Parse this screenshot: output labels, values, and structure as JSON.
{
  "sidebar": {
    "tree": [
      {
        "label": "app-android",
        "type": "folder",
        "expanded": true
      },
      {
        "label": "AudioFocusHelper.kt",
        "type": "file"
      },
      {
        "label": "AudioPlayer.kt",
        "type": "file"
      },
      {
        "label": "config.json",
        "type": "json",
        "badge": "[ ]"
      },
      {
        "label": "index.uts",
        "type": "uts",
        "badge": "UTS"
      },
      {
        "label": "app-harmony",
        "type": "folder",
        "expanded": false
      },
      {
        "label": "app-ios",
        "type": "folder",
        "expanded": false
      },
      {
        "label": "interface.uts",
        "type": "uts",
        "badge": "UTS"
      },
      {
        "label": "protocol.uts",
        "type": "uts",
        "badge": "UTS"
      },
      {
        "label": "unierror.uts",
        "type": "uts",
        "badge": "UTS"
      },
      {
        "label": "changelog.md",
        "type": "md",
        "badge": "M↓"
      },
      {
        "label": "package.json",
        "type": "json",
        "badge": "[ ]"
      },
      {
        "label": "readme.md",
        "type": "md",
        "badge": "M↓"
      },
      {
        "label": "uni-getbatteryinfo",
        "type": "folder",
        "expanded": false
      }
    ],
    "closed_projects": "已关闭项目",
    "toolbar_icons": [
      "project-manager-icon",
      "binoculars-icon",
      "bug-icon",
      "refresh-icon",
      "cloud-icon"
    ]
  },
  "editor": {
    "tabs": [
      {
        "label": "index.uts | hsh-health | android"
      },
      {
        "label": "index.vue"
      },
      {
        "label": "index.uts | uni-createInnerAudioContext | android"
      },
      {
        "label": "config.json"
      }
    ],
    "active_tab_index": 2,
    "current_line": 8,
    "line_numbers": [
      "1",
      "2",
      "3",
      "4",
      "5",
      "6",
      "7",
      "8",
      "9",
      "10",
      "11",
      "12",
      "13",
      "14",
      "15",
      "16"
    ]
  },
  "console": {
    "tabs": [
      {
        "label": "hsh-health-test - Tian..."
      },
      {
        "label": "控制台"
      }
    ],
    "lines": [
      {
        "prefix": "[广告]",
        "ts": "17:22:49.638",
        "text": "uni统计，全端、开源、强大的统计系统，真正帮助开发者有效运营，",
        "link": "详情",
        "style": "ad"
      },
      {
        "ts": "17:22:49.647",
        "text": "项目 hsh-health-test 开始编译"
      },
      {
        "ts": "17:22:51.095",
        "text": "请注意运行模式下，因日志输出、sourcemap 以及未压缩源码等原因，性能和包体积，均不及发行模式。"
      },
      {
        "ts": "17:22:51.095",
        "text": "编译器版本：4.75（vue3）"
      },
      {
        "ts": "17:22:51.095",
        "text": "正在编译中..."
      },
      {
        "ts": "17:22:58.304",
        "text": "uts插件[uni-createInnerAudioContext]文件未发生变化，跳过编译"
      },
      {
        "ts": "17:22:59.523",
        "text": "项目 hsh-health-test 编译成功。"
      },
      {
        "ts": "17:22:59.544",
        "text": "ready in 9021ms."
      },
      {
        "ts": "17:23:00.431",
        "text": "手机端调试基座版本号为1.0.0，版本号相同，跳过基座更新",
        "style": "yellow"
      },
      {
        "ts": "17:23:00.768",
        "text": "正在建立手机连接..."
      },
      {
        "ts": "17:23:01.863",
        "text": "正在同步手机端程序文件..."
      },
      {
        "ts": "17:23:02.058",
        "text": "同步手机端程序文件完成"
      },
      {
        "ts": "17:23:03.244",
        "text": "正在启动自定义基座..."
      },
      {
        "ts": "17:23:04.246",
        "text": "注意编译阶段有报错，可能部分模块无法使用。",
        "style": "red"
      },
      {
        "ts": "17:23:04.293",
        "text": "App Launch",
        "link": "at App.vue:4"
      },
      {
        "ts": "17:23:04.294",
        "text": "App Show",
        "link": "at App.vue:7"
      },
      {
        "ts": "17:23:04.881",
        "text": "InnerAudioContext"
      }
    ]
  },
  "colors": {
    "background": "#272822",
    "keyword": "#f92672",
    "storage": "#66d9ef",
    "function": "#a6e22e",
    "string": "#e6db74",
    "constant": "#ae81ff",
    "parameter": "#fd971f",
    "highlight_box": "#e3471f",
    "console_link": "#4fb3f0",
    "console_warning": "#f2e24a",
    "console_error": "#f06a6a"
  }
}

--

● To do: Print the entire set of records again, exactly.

● Task response:
Parse this screenshot: output labels, values, and structure as JSON.
{
  "sidebar": {
    "tree": [
      {
        "label": "app-android",
        "type": "folder",
        "expanded": true
      },
      {
        "label": "AudioFocusHelper.kt",
        "type": "file"
      },
      {
        "label": "AudioPlayer.kt",
        "type": "file"
      },
      {
        "label": "config.json",
        "type": "json",
        "badge": "[ ]"
      },
      {
        "label": "index.uts",
        "type": "uts",
        "badge": "UTS"
      },
      {
        "label": "app-harmony",
        "type": "folder",
        "expanded": false
      },
      {
        "label": "app-ios",
        "type": "folder",
        "expanded": false
      },
      {
        "label": "interface.uts",
        "type": "uts",
        "badge": "UTS"
      },
      {
        "label": "protocol.uts",
        "type": "uts",
        "badge": "UTS"
      },
      {
        "label": "unierror.uts",
        "type": "uts",
        "badge": "UTS"
      },
      {
        "label": "changelog.md",
        "type": "md",
        "badge": "M↓"
      },
      {
        "label": "package.json",
        "type": "json",
        "badge": "[ ]"
      },
      {
        "label": "readme.md",
        "type": "md",
        "badge": "M↓"
      },
      {
        "label": "uni-getbatteryinfo",
        "type": "folder",
        "expanded": false
      }
    ],
    "closed_projects": "已关闭项目",
    "toolbar_icons": [
      "project-manager-icon",
      "binoculars-icon",
      "bug-icon",
      "refresh-icon",
      "cloud-icon"
    ]
  },
  "editor": {
    "tabs": [
      {
        "label": "index.uts | hsh-health | android"
      },
      {
        "label": "index.vue"
      },
      {
        "label": "index.uts | uni-createInnerAudioContext | android"
      },
      {
        "label": "config.json"
      }
    ],
    "active_tab_index": 2,
    "current_line": 8,
    "line_numbers": [
      "1",
      "2",
      "3",
      "4",
      "5",
      "6",
      "7",
      "8",
      "9",
      "10",
      "11",
      "12",
      "13",
      "14",
      "15",
      "16"
    ]
  },
  "console": {
    "tabs": [
      {
        "label": "hsh-health-test - Tian..."
      },
      {
        "label": "控制台"
      }
    ],
    "lines": [
      {
        "prefix": "[广告]",
        "ts": "17:22:49.638",
        "text": "uni统计，全端、开源、强大的统计系统，真正帮助开发者有效运营，",
        "link": "详情",
        "style": "ad"
      },
      {
        "ts": "17:22:49.647",
        "text": "项目 hsh-health-test 开始编译"
      },
      {
        "ts": "17:22:51.095",
        "text": "请注意运行模式下，因日志输出、sourcemap 以及未压缩源码等原因，性能和包体积，均不及发行模式。"
      },
      {
        "ts": "17:22:51.095",
        "text": "编译器版本：4.75（vue3）"
      },
      {
        "ts": "17:22:51.095",
        "text": "正在编译中..."
      },
      {
        "ts": "17:22:58.304",
        "text": "uts插件[uni-createInnerAudioContext]文件未发生变化，跳过编译"
      },
      {
        "ts": "17:22:59.523",
        "text": "项目 hsh-health-test 编译成功。"
      },
      {
        "ts": "17:22:59.544",
        "text": "ready in 9021ms."
      },
      {
        "ts": "17:23:00.431",
        "text": "手机端调试基座版本号为1.0.0，版本号相同，跳过基座更新",
        "style": "yellow"
      },
      {
        "ts": "17:23:00.768",
        "text": "正在建立手机连接..."
      },
      {
        "ts": "17:23:01.863",
        "text": "正在同步手机端程序文件..."
      },
      {
        "ts": "17:23:02.058",
        "text": "同步手机端程序文件完成"
      },
      {
        "ts": "17:23:03.244",
        "text": "正在启动自定义基座..."
      },
      {
        "ts": "17:23:04.246",
        "text": "注意编译阶段有报错，可能部分模块无法使用。",
        "style": "red"
      },
      {
        "ts": "17:23:04.293",
        "text": "App Launch",
        "link": "at App.vue:4"
      },
      {
        "ts": "17:23:04.294",
        "text": "App Show",
        "link": "at App.vue:7"
      },
      {
        "ts": "17:23:04.881",
        "text": "InnerAudioContext"
      }
    ]
  },
  "colors": {
    "background": "#272822",
    "keyword": "#f92672",
    "storage": "#66d9ef",
    "function": "#a6e22e",
    "string": "#e6db74",
    "constant": "#ae81ff",
    "parameter": "#fd971f",
    "highlight_box": "#e3471f",
    "console_link": "#4fb3f0",
    "console_warning": "#f2e24a",
    "console_error": "#f06a6a"
  }
}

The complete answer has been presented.